Next Steps

1. Working with a healthcare practitioner knowledgeable in MCAS and histamine intolerance is the best way to get to the root cause of your symptoms and to create an individualized treatment plan. I welcome you to start a personalized functional medicine consultation with me. You may book your consultation here.

2. Check out my Histamine Intolerance Course here. Learn on your own time, from anywhere. Get an inside look at the most helpful functional medicine tests for pinpointing imbalances, ways to identify and manage the most common (and sometimes surprising) mast cell triggers, and learn what to eat, what to avoid, and why.


Yvette Gomez
Yvette Gomez

Anyone have issues with gabapentin. My daughter has EDS and MCAS.


Steve Lyles
Steve Lyles

You say to avoid Anticholinergic drugs and then recommend Amitriptyline as a substitute? Selective dopamine and norepinephrine uptake inhibitors to avoid with MCAS:

  • Bupropion

Potential substitutes: Amitriptyline, doxepin, clomipramine, maprotiline


IM Toradol 30-60mg makes my all over the body itching/prickling episodes go away. What does that indicate in my MCAS?


Eflo Dur
Eflo Dur
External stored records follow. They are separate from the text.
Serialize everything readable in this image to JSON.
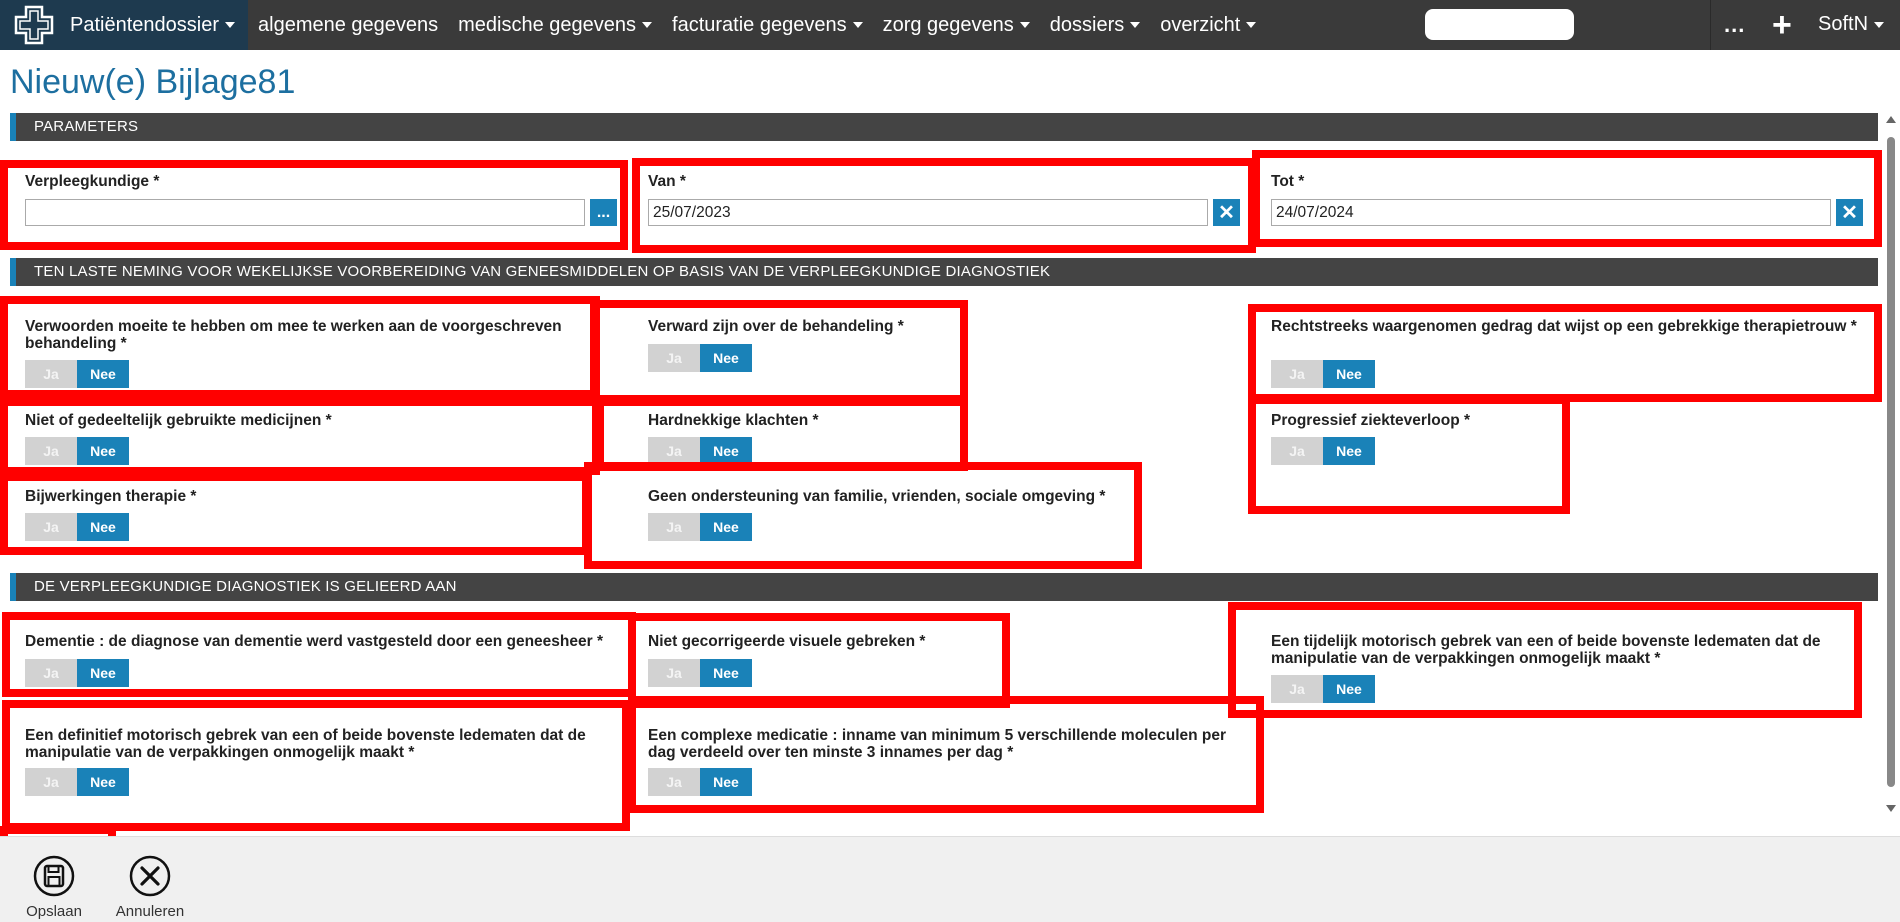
{
  "nav": {
    "brand_label": "Patiëntendossier",
    "menu": [
      {
        "label": "algemene gegevens"
      },
      {
        "label": "medische gegevens"
      },
      {
        "label": "facturatie gegevens"
      },
      {
        "label": "zorg gegevens"
      },
      {
        "label": "dossiers"
      },
      {
        "label": "overzicht"
      }
    ],
    "more": "...",
    "plus": "+",
    "user": "SoftN"
  },
  "page": {
    "title": "Nieuw(e) Bijlage81"
  },
  "sections": {
    "parameters": "PARAMETERS",
    "ten_laste": "TEN LASTE NEMING VOOR WEKELIJKSE VOORBEREIDING VAN GENEESMIDDELEN OP BASIS VAN DE VERPLEEGKUNDIGE DIAGNOSTIEK",
    "gelieerd": "DE VERPLEEGKUNDIGE DIAGNOSTIEK IS GELIEERD AAN"
  },
  "params": {
    "verpleegkundige_label": "Verpleegkundige *",
    "verpleegkundige_value": "",
    "browse_label": "...",
    "van_label": "Van *",
    "van_value": "25/07/2023",
    "tot_label": "Tot *",
    "tot_value": "24/07/2024",
    "clear_symbol": "✕"
  },
  "toggle": {
    "ja": "Ja",
    "nee": "Nee",
    "selected": "Nee"
  },
  "questions_a": {
    "q1": "Verwoorden moeite te hebben om mee te werken aan de voorgeschreven behandeling *",
    "q2": "Verward zijn over de behandeling *",
    "q3": "Rechtstreeks waargenomen gedrag dat wijst op een gebrekkige therapietrouw *",
    "q4": "Niet of gedeeltelijk gebruikte medicijnen *",
    "q5": "Hardnekkige klachten *",
    "q6": "Progressief ziekteverloop *",
    "q7": "Bijwerkingen therapie *",
    "q8": "Geen ondersteuning van familie, vrienden, sociale omgeving *"
  },
  "questions_b": {
    "q1": "Dementie : de diagnose van dementie werd vastgesteld door een geneesheer *",
    "q2": "Niet gecorrigeerde visuele gebreken *",
    "q3": "Een tijdelijk motorisch gebrek van een of beide bovenste ledematen dat de manipulatie van de verpakkingen onmogelijk maakt *",
    "q4": "Een definitief motorisch gebrek van een of beide bovenste ledematen dat de manipulatie van de verpakkingen onmogelijk maakt *",
    "q5": "Een complexe medicatie : inname van minimum 5 verschillende moleculen per dag verdeeld over ten minste 3 innames per dag *"
  },
  "footer": {
    "save_label": "Opslaan",
    "cancel_label": "Annuleren"
  },
  "colors": {
    "accent": "#1a82b8",
    "title": "#1d6fa0",
    "nav_bg": "#3a3a3a",
    "brand_bg": "#1e3a4f",
    "section_bg": "#444444",
    "annotation": "#ff0000"
  }
}
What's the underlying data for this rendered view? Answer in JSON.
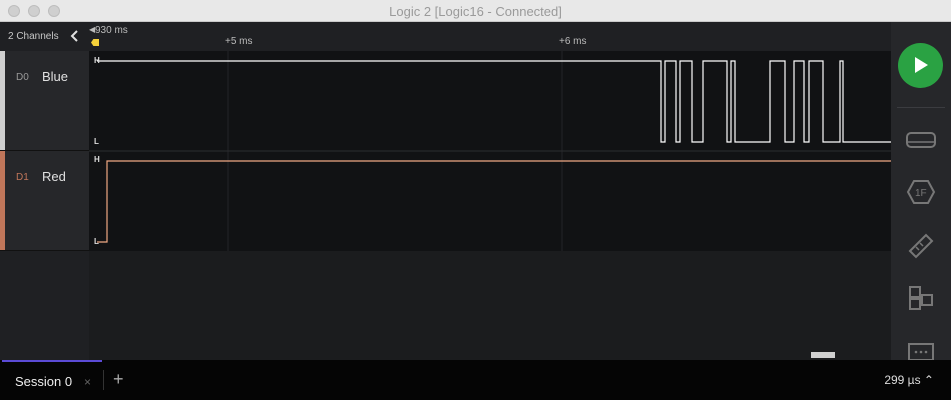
{
  "window": {
    "title": "Logic 2 [Logic16 - Connected]"
  },
  "channels_header": {
    "count_label": "2 Channels"
  },
  "timeline": {
    "start_label": "930 ms",
    "ticks": [
      "+5 ms",
      "+6 ms"
    ]
  },
  "channels": [
    {
      "id": "D0",
      "name": "Blue",
      "accent": "#cfcfcf",
      "high_label": "H",
      "low_label": "L"
    },
    {
      "id": "D1",
      "name": "Red",
      "accent": "#c0765a",
      "high_label": "H",
      "low_label": "L"
    }
  ],
  "colors": {
    "d0_trace": "#ffffff",
    "d1_trace": "#f0a883",
    "play": "#2aa243",
    "marker": "#f5d13a",
    "session_tab_accent": "#5b4bd6"
  },
  "sidebar": {
    "icons": [
      "play-icon",
      "analyzers-icon",
      "trigger-icon",
      "measure-icon",
      "extensions-icon",
      "comment-icon"
    ]
  },
  "bottombar": {
    "session_label": "Session 0",
    "close_glyph": "×",
    "add_glyph": "+",
    "timing_readout": "299 µs ⌃"
  }
}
Why is retinol palmitate wich is vitamin a is bad for mcas. I ve never heard this before.

bottom of page